> [ENTRIES SHOWN]:
****************

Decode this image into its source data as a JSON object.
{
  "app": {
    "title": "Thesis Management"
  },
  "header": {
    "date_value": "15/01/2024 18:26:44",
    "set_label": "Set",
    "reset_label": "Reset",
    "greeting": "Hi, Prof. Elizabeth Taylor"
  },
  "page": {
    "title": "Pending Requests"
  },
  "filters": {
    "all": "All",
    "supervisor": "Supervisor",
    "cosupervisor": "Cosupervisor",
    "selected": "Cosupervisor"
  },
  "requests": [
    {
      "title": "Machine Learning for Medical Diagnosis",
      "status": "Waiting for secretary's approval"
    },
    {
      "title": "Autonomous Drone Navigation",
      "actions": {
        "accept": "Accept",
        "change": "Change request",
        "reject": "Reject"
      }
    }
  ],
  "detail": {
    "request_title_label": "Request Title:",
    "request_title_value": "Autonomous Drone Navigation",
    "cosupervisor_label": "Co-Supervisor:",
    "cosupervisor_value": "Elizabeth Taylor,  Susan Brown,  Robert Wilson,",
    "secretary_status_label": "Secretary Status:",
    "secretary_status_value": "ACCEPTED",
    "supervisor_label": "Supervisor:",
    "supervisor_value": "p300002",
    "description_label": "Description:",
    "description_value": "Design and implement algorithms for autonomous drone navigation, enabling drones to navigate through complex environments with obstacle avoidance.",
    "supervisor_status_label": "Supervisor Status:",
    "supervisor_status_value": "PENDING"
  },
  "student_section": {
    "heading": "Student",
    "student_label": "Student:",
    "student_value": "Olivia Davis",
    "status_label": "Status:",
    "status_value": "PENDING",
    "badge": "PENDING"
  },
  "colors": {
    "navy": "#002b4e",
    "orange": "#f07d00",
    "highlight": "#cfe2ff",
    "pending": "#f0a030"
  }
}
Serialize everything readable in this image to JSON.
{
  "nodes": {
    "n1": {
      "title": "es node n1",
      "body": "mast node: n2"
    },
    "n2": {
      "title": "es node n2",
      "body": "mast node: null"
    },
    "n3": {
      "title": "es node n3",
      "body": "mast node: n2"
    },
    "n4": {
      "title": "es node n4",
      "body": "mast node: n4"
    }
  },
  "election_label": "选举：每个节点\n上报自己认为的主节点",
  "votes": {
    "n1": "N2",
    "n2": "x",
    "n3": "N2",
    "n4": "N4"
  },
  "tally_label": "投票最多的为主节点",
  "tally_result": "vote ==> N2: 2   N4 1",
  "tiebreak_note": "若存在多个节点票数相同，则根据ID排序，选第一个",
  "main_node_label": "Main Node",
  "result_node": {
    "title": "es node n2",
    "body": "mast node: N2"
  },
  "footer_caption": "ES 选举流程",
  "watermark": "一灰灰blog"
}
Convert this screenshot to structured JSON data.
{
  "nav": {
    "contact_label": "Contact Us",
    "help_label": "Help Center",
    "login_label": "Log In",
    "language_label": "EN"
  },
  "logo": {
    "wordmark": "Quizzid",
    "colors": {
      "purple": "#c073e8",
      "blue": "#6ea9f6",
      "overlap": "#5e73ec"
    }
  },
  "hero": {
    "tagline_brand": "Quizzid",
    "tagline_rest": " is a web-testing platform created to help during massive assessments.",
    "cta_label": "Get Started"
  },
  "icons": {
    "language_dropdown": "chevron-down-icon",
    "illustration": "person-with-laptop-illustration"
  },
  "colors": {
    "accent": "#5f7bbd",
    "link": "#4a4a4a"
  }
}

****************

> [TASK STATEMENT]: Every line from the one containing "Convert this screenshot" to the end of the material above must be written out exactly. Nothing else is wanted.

> [ANSWER TO THIS TASK]:
Convert this screenshot to structured JSON data.
{
  "nav": {
    "contact_label": "Contact Us",
    "help_label": "Help Center",
    "login_label": "Log In",
    "language_label": "EN"
  },
  "logo": {
    "wordmark": "Quizzid",
    "colors": {
      "purple": "#c073e8",
      "blue": "#6ea9f6",
      "overlap": "#5e73ec"
    }
  },
  "hero": {
    "tagline_brand": "Quizzid",
    "tagline_rest": " is a web-testing platform created to help during massive assessments.",
    "cta_label": "Get Started"
  },
  "icons": {
    "language_dropdown": "chevron-down-icon",
    "illustration": "person-with-laptop-illustration"
  },
  "colors": {
    "accent": "#5f7bbd",
    "link": "#4a4a4a"
  }
}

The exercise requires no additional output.